Old 08-13-2010, 11:58 AM
 
35,552 posts, read 55,118,364 times
Reputation: 22607
when we lived in Shreveport decades ago there were lovely homes in existence and some builders building lux homes for wealthy people...housing was expensive back then compared to Houston where we moved from...we thought we would get more for less and wound up paying more for less...
mainly because of the socio-economic areas Shreveport was layered into good/bad areas and there was not a lot of overspill--
don't know about now but I know there has been lot of building in past 10 or so years with the advent of gambling and some of the other businesses that have come even before the Haynesville money...

there has always been a small strata in Shreveport with money--
banking, cotton/ranching, some oil money, people who owned independent businesses---even if there were lot more just working stiffs...

most of those really nice homes were built by independent, custom builders--
we knew one--his name was Earl Britt and he build wonderful houses...
but the oil crash in the 80s strangled Shreveport--companies went out of business, people lost jobs right and left--lots of builders struggled and Earl pretty much went out of business and had to start doing commercial work building storage facilities I think ... he died a few years later from heart problems...
but I know that some people are still living in some of the houses he built--they are classic...

I would check out the real estate listings for Shreveport and Bossier and see what types of houses are listed--in what price ranges--you can tell a lot from looking at the photos
call a couple of real estate agents who seem to list the type of house you would be building--
ask them how the market is--how many people are building spec homes--
see if there is Shreveport builders assoc and try to get some info there...

because there is still lot of rural land in that area some builders will take jobs that might be in Greenville or the towns around Shreveport so you could wind up doing a lot of driving that might not be compensated for in your bid price..

just my 2 cents...
Rate this post positively Reply With Quote Quick reply to this message
Please register to post and access all features of our very popular forum.

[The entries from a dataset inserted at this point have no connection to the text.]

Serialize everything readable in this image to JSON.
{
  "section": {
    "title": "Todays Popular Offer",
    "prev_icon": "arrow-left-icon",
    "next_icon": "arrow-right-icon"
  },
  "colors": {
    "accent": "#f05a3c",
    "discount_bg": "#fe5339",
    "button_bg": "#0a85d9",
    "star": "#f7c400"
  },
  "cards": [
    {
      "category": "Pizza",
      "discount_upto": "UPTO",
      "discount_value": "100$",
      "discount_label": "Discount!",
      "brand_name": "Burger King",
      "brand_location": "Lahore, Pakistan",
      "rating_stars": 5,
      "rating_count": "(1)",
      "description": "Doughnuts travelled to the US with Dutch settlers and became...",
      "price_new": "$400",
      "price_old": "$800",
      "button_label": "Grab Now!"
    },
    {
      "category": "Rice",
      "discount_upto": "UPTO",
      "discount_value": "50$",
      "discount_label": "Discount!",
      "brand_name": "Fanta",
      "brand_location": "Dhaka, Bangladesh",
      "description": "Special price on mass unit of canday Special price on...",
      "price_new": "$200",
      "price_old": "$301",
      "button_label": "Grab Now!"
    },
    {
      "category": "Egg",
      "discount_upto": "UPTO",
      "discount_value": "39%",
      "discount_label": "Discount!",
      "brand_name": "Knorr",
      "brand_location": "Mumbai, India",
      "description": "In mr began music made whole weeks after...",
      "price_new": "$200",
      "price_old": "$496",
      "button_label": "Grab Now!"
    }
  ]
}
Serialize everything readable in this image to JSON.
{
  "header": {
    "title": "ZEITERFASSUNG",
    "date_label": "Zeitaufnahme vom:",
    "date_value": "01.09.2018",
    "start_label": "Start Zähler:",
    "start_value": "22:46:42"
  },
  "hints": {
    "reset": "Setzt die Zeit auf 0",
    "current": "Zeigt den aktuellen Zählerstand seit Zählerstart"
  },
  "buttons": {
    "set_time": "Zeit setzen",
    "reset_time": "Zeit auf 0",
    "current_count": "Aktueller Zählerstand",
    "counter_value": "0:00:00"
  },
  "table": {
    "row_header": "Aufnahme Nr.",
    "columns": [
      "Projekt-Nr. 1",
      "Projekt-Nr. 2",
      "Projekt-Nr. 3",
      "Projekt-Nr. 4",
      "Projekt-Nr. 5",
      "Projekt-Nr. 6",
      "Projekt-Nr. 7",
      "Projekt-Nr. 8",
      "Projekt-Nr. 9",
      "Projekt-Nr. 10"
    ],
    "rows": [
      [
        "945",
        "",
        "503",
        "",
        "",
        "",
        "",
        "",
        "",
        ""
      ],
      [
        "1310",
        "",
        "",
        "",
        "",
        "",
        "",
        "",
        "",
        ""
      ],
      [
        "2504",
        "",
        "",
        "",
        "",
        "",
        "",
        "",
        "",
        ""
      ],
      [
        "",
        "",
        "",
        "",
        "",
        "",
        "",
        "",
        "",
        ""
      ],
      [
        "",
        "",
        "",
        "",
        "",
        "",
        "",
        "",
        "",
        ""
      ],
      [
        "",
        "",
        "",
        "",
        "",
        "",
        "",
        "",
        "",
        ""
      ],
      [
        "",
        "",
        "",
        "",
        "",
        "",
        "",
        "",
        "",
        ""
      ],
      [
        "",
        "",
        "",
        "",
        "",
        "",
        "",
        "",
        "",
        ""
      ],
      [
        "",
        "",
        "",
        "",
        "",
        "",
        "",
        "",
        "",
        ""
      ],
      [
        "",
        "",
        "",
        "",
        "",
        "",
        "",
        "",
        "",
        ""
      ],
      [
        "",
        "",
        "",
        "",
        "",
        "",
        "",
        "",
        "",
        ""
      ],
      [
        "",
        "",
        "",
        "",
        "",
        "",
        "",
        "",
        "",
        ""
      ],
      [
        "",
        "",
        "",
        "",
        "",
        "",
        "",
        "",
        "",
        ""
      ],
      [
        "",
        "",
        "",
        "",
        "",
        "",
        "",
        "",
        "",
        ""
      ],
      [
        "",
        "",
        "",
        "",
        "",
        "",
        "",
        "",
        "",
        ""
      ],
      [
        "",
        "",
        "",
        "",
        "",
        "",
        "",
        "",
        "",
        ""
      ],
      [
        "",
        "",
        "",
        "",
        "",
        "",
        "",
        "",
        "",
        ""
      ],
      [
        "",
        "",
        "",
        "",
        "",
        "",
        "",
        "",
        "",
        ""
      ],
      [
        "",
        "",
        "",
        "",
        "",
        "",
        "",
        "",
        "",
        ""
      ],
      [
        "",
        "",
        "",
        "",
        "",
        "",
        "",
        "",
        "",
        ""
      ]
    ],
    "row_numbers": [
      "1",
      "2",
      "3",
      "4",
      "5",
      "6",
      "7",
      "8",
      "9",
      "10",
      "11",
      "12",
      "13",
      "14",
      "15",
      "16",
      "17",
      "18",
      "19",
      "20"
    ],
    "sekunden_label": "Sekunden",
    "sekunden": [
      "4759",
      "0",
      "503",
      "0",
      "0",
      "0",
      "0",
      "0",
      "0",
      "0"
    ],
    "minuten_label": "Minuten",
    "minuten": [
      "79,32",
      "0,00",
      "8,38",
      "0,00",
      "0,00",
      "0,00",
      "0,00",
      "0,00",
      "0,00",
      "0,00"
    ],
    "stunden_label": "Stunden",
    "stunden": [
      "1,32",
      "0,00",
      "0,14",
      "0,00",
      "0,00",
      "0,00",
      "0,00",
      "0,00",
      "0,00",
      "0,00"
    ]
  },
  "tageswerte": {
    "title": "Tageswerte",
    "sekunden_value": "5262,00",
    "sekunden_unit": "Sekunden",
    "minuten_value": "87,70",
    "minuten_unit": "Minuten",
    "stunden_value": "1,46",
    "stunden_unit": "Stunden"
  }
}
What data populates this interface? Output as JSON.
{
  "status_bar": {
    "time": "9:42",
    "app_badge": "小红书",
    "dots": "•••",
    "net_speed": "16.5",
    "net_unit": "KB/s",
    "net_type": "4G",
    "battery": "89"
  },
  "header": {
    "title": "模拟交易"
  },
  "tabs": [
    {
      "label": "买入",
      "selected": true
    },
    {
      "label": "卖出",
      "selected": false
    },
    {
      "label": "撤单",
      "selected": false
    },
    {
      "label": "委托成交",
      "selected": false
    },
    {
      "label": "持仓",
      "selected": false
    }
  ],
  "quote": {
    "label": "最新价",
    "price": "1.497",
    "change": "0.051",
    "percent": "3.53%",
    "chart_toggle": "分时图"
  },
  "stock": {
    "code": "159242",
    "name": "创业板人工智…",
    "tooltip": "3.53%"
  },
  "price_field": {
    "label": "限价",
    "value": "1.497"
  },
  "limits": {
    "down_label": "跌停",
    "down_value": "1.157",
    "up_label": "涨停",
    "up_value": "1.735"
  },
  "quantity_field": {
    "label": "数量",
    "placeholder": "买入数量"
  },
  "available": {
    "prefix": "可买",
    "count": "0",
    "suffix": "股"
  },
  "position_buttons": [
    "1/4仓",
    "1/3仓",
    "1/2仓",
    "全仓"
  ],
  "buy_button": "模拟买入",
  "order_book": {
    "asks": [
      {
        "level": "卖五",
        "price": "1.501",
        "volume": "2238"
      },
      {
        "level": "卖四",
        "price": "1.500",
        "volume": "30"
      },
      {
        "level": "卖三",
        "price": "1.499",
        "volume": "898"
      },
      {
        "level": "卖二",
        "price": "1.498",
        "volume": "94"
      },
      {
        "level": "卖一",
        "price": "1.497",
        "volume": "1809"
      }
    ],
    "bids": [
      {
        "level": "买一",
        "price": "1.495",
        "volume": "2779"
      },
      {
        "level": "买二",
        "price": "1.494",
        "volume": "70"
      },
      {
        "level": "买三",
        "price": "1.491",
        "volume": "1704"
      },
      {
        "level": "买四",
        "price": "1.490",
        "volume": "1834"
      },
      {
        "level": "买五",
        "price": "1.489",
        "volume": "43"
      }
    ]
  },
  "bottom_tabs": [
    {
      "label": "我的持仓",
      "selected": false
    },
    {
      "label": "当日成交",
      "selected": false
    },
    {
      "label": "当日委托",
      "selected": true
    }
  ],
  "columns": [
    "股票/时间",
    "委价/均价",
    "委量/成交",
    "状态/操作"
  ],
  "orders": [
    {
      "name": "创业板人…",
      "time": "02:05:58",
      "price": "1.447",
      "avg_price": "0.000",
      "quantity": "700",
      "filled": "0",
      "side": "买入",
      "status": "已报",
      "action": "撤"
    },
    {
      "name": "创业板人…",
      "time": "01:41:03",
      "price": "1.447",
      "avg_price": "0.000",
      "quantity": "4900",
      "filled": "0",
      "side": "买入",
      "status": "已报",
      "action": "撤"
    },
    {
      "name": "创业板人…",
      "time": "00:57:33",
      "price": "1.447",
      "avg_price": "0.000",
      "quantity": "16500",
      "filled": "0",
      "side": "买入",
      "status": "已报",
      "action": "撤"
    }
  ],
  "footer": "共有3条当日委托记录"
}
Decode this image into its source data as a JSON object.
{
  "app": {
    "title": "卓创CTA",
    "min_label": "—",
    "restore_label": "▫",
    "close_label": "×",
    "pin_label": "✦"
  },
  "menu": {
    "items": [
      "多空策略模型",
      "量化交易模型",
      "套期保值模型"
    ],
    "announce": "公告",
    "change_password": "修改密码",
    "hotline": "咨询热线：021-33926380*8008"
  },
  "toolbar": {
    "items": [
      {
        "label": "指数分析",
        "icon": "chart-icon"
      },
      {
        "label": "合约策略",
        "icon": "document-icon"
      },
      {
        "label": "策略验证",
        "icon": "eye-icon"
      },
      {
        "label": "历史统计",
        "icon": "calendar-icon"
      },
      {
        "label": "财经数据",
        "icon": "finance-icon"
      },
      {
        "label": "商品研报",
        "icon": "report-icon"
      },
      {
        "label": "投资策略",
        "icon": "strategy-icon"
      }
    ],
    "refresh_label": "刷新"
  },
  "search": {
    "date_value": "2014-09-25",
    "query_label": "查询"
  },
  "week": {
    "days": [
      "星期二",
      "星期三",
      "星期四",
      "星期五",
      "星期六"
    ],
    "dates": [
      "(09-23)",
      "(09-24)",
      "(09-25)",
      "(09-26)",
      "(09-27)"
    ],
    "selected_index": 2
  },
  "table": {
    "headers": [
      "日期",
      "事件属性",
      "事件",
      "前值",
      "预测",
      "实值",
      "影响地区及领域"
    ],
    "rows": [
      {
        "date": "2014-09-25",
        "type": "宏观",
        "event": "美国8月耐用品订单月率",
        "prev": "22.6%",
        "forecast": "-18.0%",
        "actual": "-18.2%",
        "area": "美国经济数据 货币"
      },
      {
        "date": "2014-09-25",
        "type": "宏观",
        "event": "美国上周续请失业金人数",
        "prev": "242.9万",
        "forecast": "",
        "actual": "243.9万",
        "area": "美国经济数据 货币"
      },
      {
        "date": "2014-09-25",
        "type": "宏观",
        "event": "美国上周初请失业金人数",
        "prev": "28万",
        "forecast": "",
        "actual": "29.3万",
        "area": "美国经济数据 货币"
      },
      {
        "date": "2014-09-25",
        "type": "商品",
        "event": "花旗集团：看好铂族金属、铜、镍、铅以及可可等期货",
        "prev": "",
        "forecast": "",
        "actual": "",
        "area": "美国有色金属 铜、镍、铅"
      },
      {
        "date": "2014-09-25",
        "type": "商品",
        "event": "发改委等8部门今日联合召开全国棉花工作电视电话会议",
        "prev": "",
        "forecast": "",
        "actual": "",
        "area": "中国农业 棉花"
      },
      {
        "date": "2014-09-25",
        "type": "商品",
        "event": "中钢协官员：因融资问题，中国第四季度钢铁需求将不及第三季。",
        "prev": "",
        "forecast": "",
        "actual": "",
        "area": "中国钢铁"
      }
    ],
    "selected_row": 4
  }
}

It is free and quick. Over $68,000 in prizes has already been given out to active posters on our forum. Additional giveaways are planned.

Detailed information about all U.S. cities, counties, and zip codes on our site: City-data.com.


Reply
Please update this thread with any new information or opinions. This open thread is still read by thousands of people, so we encourage all additional points of view.

Quick Reply
Message:


Settings
X
Data:
Loading data...
Based on 2000-2020 data
Loading data...

123
Hide US histogram

Over $104,000 in prizes was already given out to active posters on our forum and additional giveaways are planned!

Go Back   City-Data Forum > U.S. Forums > Louisiana > Shreveport-Bossier City
Similar Threads

All times are GMT -6.

© 2005-2022, Advameg, Inc. · Please obey Forum Rules · Terms of Use and Privacy Policy · Bug Bounty

City-Data.com - Contact Us - Archive 1, 2, 3, 4, 5, 6, 7, 8, 9, 10, 11, 12, 13, 14, 15, 16, 17, 18, 19, 20, 21, 22, 23, 24, 25, 26, 27, 28, 29, 30, 31, 32, 33, 34, 35, 36, 37 - Top